# Algebra, element orders

• May 4th 2008, 01:28 AM
Kai
Algebra, element orders
Hi, need quick help with these questions, have exams on Tuesday :(

1) Let G be a group. Prove that
$\displaystyle (xax^-1)^n=xa^nx^-1$

I have been able to prove it, first with n=1, then assuming it holds for n=k and proving for n=k+1 and n=-m for some +ve int m

But the lecturer used n=0 for the first one,

For n=0, he got $\displaystyle (xax^-1)^0=e$ and for RHS $\displaystyle xa^0x^-1=xex^-1$

I dont understand how $\displaystyle a^0=e$ or $\displaystyle (xax^-1)^0=e$

2) Let G be a group and a is an element of G. Prove $\displaystyle o(a)=o(a^-1)$

For second question i have no idea at all, what is o(a) ??

Third question i have been able to do, needs to verify if its corect

3) A relation R is defined on Z by aRb iff a-b is divisible either by 5 or by 7(a,b in Z). Is R an equivalence relation on Z? Justify your answer.

For reflexive, 5|a-a or 7|a-a = 5|0 or 7|0
Hence aRa.

For symmetric, aRb implies 5|a-b or 7|a-b = 5|b-a or 7|b-a which implies bRa.

For transitivity, aRb and bRc implies
5|a-b or 7|a-b and 5|b-c or 7|b-c
= 5|a-b+b-c or 7|a-b+b-c
= 5|a-c or 7|a-c
=aRc

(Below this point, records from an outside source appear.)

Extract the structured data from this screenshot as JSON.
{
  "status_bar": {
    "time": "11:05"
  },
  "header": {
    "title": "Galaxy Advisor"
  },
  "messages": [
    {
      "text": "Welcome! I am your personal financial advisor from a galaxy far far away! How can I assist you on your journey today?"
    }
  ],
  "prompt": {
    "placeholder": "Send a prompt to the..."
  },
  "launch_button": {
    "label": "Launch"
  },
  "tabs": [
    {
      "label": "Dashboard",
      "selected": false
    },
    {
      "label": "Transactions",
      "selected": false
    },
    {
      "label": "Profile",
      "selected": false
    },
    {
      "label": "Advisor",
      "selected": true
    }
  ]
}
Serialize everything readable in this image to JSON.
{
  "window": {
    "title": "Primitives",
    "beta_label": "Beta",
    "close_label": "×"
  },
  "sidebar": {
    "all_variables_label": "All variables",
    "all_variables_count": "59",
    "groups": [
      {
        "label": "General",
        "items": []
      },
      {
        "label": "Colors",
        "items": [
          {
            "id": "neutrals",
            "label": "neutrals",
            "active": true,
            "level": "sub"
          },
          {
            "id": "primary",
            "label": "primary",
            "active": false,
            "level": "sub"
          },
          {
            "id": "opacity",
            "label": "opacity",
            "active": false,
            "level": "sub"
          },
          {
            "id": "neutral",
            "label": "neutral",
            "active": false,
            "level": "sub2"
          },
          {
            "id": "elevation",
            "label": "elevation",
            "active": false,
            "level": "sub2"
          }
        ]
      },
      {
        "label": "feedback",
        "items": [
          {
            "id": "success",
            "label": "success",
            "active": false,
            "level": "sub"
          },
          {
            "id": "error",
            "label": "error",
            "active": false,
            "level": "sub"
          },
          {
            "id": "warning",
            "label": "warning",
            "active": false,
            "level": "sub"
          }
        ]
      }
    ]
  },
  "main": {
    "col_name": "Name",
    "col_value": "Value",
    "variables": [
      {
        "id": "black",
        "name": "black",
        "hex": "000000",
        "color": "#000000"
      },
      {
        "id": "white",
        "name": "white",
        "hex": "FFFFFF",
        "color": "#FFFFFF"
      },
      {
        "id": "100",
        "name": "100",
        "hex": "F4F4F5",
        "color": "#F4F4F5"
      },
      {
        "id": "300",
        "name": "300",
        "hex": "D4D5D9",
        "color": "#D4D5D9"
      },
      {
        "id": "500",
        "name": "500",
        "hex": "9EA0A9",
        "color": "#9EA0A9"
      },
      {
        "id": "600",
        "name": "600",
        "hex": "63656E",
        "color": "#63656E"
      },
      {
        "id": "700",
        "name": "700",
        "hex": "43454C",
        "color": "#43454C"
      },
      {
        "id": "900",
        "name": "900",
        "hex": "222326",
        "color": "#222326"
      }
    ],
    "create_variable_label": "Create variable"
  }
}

Hence R is an equivalence relation on Z

• May 4th 2008, 03:47 AM
Unenlightened
Quote:

Originally Posted by Kai
Hi, need quick help with these questions, have exams on Tuesday :(

1) Let G be a group. Prove that
$\displaystyle (xax^-1)^n=xa^nx^-1$

I have been able to prove it, first with n=1, then assuming it holds for n=k and proving for n=k+1 and n=-m for some +ve int m

But the lecturer used n=0 for the first one,

For n=0, he got $\displaystyle (xax^-1)^0=e$ and for RHS $\displaystyle xa^0x^-1=xex^-1$

I dont understand how $\displaystyle a^0=e$ or $\displaystyle (xax^-1)^0=e$

I haven't done groups in ages, but as far as I recall we used to use e as to symbolise the identity, which for multiplication would be 1, which would make sense for your a^0 = 1.

For the second question o(a) is the order of a...
And o(a) = smallest m such that a^m = e.

• May 4th 2008, 04:22 AM
Kai
Quote:

Originally Posted by Unenlightened
I haven't done groups in ages, but as far as I recall we used to use e as to symbolise the identity, which for multiplication would be 1, which would make sense for your a^0 = 1.

Yes under multiplication it would make sense, but the binary operation on G has not been defined. it could be addition or any other type
• May 4th 2008, 04:56 AM
Isomorphism
Quote:

Originally Posted by Kai
Hi, need quick help with these questions, have exams on Tuesday :(

1) Let G be a group. Prove that
$\displaystyle (xax^-1)^n=xa^nx^-1$

I have been able to prove it, first with n=1, then assuming it holds for n=k and proving for n=k+1 and n=-m for some +ve int m

But the lecturer used n=0 for the first one,

For n=0, he got $\displaystyle (xax^-1)^0=e$ and for RHS $\displaystyle xa^0x^-1=xex^-1$

I dont understand how $\displaystyle a^0=e$ or $\displaystyle (xax^-1)^0=e$

Thats a debatable topic. Some may call it a convenient notation.
Convenient because:

$\displaystyle a\cdot a^{-1} = e \text{ and } a\cdot a^{-1} = a^{(1-1)} = a^0$

Quote:

Originally Posted by Kai
2) Let G be a group and a is an element of G. Prove $\displaystyle o(a)=o(a^-1)$

For second question i have no idea at all, what is o(a) ??

o(a) is the order of a.

The order of an element a in a group is the least positive integer k such that
$\displaystyle a^k$ is the identity.

Quote:

Originally Posted by Kai
Third question i have been able to do, needs to verify if its corect

3) A relation R is defined on Z by aRb iff a-b is divisible either by 5 or by 7(a,b in Z). Is R an equivalence relation on Z? Justify your answer.

For reflexive, 5|a-a or 7|a-a = 5|0 or 7|0
Hence aRa.(Clapping)

For symmetric, aRb implies 5|a-b or 7|a-b => 5|b-a or 7|b-a which implies bRa.(Clapping)

For transitivity, aRb and bRc implies
5|a-b or 7|a-b and 5|b-c or 7|b-c
Isomorphism: What if 5|a-b and 7|b-c?

• May 4th 2008, 05:51 AM
Kai
But if u see it this way, then for reflexive, 5|0 AND 7|0 not 5|0 or 7|0